Students chatting to each other

International student scholarships

We have a range of scholarships and discounts available to international students which can be used together to offer a reduction in your tuition fees.

Find out if you're eligible for an international scholarship Find out if you're eligible for an international scholarship

How to apply

Please look at our application deadlines before you apply.


After completing our MRes in Molecular Medicine, you’ll be in a stronger position to secure a career within your field of interest. It could also be the springboard into pharmaceutical and research-based companies for your area of research. Career opportunities that may be available to you upon completion of this course are: research associate, analytical consultant, scientific writer, laboratory manager, or scientific advisor.

Should you wish to continue your learning experience beyond masters level, our course will prepare you for further study towards a PhD.

Contact us

Course: Shivadas Sivasubramaniam (Programme Leader) +44 (0)1332 592239

If you need any more information from us, eg on courses, accommodation, applying, car parking, fees or funding, please contact us and we will do everything we can to help you.

Contact us Contact us

Additional information about your studies

Download programme specification

Teaching hours

Like most universities, we operate extended teaching hours at the University of Derby, so contact time with your lecturers and tutors could be anytime between 9am and 9pm. Your timetable will usually be available on the website 24 hours after enrolment on to your course.

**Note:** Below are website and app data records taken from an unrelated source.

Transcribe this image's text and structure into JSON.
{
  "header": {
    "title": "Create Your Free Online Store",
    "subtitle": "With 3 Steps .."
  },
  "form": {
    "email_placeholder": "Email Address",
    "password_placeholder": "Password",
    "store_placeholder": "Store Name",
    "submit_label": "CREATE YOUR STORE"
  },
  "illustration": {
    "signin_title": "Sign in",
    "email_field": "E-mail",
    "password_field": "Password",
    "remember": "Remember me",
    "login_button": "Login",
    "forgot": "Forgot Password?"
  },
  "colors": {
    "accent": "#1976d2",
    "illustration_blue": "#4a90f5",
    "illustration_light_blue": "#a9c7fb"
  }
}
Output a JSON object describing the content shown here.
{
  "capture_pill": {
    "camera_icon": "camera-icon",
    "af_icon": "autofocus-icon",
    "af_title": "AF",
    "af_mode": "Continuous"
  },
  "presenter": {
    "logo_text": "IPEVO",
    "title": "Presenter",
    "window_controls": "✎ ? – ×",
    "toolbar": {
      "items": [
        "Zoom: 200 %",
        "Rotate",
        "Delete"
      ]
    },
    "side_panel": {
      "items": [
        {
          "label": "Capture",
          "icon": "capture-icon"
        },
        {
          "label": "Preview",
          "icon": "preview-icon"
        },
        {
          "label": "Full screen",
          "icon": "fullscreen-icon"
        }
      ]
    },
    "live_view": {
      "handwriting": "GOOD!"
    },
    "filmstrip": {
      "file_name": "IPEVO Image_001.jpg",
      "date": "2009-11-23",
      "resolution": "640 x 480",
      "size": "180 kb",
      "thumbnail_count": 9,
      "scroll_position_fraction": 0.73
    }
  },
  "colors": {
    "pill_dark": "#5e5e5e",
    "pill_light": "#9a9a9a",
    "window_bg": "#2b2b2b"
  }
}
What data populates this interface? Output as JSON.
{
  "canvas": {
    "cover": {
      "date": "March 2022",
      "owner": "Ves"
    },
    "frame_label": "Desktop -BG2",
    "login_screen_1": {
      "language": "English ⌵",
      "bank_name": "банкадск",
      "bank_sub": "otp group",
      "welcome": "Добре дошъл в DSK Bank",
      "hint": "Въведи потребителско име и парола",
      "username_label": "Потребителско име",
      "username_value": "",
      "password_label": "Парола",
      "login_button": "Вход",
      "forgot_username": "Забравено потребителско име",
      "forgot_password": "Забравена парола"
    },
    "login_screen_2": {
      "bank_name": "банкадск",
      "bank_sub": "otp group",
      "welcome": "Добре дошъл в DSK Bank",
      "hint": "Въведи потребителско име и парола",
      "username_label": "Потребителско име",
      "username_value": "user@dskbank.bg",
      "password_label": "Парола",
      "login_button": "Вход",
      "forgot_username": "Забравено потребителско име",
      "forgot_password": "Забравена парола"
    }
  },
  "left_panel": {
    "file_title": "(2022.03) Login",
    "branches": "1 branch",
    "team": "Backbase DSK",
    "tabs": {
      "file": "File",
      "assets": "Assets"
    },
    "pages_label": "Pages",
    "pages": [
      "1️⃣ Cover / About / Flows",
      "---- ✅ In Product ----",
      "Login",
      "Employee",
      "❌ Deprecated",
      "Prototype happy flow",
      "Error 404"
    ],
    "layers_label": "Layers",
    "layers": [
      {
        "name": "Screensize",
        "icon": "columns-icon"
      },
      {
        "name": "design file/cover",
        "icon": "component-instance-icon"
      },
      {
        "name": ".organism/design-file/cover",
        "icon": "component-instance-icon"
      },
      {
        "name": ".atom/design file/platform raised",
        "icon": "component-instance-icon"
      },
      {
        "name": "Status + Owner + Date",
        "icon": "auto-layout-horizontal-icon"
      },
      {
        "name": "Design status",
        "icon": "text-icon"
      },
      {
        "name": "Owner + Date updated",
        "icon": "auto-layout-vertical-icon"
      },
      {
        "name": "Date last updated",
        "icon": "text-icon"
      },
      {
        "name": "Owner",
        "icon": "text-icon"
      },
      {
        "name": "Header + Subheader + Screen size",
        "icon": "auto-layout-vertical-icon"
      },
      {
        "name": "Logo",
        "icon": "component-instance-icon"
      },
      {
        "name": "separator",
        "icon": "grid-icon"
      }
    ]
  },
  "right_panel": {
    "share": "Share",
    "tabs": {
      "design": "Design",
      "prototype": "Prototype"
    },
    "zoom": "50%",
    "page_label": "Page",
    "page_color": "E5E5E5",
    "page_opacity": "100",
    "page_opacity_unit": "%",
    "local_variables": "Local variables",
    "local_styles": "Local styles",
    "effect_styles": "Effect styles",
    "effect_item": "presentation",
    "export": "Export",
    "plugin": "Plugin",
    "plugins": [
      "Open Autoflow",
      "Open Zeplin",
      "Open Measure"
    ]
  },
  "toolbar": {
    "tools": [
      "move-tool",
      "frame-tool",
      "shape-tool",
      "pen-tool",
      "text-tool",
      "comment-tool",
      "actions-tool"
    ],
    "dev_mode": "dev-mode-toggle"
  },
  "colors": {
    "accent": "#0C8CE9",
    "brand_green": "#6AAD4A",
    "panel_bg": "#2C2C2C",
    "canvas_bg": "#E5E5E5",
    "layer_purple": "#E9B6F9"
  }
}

Additional costs and optional extras

We’re committed to providing you with an outstanding learning experience. Our expert teaching, excellent facilities and great employability prepare you for your future career. As part of our commitment to you we aim to keep any additional study costs to a minimum. However, there are occasions where students may incur some additional costs.

The information provided on this page is correct at the time of publication but course content, costs and other individual course details do change from time to time and are updated as often as possible, so please do check these pages again when making your final decision to apply for a course. Any updated course details will also be confirmed to you at application, enrolment and in your offer letter.

Included in your fees
Mandatory costs not included in your fees
Optional costs not included in your fees